◆ **Task**
Could you restate the entries below word for word and leave out the pictures?

◆ **The data**
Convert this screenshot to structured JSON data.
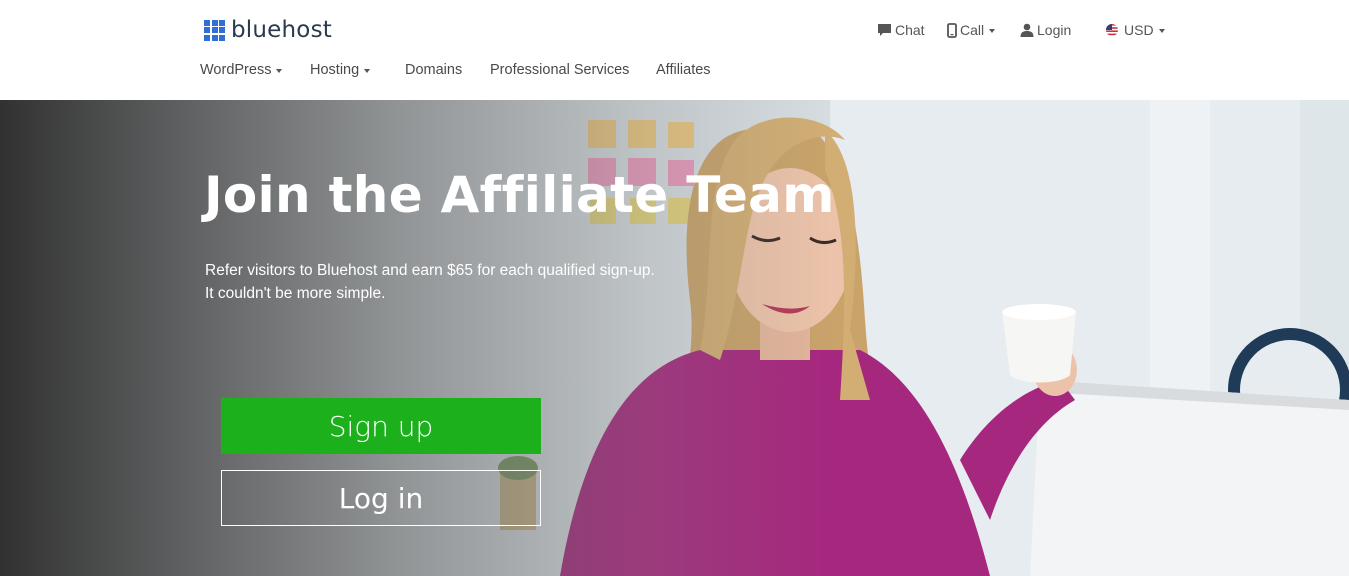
{
  "brand": {
    "name": "bluehost",
    "logo_color": "#2f6fd6"
  },
  "utility_nav": {
    "chat_label": "Chat",
    "call_label": "Call",
    "login_label": "Login",
    "currency_label": "USD"
  },
  "main_nav": {
    "items": [
      {
        "label": "WordPress",
        "has_dropdown": true
      },
      {
        "label": "Hosting",
        "has_dropdown": true
      },
      {
        "label": "Domains",
        "has_dropdown": false
      },
      {
        "label": "Professional Services",
        "has_dropdown": false
      },
      {
        "label": "Affiliates",
        "has_dropdown": false
      }
    ]
  },
  "hero": {
    "title": "Join the Affiliate Team",
    "subtitle_line1": "Refer visitors to Bluehost and earn $65 for each qualified sign-up.",
    "subtitle_line2": "It couldn't be more simple.",
    "signup_label": "Sign up",
    "login_label": "Log in",
    "signup_color": "#1db01d"
  },
  "icons": {
    "chat": "chat-bubble-icon",
    "call": "phone-icon",
    "login": "user-icon",
    "currency": "us-flag-icon"
  }
}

◆ **Exercise answer**
Convert this screenshot to structured JSON data.
{
  "brand": {
    "name": "bluehost",
    "logo_color": "#2f6fd6"
  },
  "utility_nav": {
    "chat_label": "Chat",
    "call_label": "Call",
    "login_label": "Login",
    "currency_label": "USD"
  },
  "main_nav": {
    "items": [
      {
        "label": "WordPress",
        "has_dropdown": true
      },
      {
        "label": "Hosting",
        "has_dropdown": true
      },
      {
        "label": "Domains",
        "has_dropdown": false
      },
      {
        "label": "Professional Services",
        "has_dropdown": false
      },
      {
        "label": "Affiliates",
        "has_dropdown": false
      }
    ]
  },
  "hero": {
    "title": "Join the Affiliate Team",
    "subtitle_line1": "Refer visitors to Bluehost and earn $65 for each qualified sign-up.",
    "subtitle_line2": "It couldn't be more simple.",
    "signup_label": "Sign up",
    "login_label": "Log in",
    "signup_color": "#1db01d"
  },
  "icons": {
    "chat": "chat-bubble-icon",
    "call": "phone-icon",
    "login": "user-icon",
    "currency": "us-flag-icon"
  }
}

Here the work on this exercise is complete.